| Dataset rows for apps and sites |
▬▬▬▬▬▬

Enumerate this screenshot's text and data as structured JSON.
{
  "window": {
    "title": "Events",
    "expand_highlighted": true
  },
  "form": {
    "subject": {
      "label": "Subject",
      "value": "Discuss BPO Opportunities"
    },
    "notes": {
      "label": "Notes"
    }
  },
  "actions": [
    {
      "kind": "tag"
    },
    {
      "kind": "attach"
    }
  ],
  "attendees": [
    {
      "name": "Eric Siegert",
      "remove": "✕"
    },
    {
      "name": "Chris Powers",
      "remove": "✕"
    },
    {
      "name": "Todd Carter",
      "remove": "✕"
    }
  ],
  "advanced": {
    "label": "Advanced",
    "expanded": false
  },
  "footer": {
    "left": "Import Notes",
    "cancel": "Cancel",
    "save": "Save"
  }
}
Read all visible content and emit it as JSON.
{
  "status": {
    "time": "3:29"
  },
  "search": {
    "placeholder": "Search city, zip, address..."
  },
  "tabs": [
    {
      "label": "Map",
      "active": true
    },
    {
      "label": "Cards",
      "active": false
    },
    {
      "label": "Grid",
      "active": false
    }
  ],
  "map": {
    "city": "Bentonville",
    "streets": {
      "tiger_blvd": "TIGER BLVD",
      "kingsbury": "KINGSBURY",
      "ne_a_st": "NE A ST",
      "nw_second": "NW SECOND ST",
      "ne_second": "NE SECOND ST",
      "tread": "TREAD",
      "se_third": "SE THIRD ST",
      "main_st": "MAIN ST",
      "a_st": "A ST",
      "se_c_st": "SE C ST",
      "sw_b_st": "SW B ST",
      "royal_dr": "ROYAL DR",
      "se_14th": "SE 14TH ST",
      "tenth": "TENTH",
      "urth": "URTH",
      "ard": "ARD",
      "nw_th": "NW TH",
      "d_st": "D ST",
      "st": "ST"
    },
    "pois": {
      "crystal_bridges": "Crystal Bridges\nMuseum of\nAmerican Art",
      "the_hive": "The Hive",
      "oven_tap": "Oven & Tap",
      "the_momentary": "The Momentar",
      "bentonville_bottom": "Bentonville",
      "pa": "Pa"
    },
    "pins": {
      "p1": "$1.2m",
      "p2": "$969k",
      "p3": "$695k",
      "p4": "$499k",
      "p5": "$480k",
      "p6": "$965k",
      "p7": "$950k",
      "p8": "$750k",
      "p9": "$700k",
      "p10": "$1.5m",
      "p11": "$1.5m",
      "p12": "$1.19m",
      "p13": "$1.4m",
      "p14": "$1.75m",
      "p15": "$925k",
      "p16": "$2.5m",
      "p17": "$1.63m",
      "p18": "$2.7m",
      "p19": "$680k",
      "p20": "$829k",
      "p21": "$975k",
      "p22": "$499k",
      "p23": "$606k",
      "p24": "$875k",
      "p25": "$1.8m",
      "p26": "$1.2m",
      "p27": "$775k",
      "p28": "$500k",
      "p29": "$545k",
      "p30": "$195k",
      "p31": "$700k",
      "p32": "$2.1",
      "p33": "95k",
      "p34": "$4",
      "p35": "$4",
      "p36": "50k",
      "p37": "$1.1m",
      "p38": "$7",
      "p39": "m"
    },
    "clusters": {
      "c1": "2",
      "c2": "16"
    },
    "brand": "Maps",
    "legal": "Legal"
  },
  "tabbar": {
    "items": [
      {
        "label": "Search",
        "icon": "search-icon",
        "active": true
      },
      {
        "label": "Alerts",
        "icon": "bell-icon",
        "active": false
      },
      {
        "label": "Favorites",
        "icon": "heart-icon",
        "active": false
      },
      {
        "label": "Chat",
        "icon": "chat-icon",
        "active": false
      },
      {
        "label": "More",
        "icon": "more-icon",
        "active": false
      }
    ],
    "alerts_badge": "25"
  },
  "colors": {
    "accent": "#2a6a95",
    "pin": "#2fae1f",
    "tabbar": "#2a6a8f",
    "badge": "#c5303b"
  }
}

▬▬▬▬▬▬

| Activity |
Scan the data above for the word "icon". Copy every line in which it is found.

| Exercise output |
        "icon": "search-icon",
        "icon": "bell-icon",
        "icon": "heart-icon",
        "icon": "chat-icon",
        "icon": "more-icon",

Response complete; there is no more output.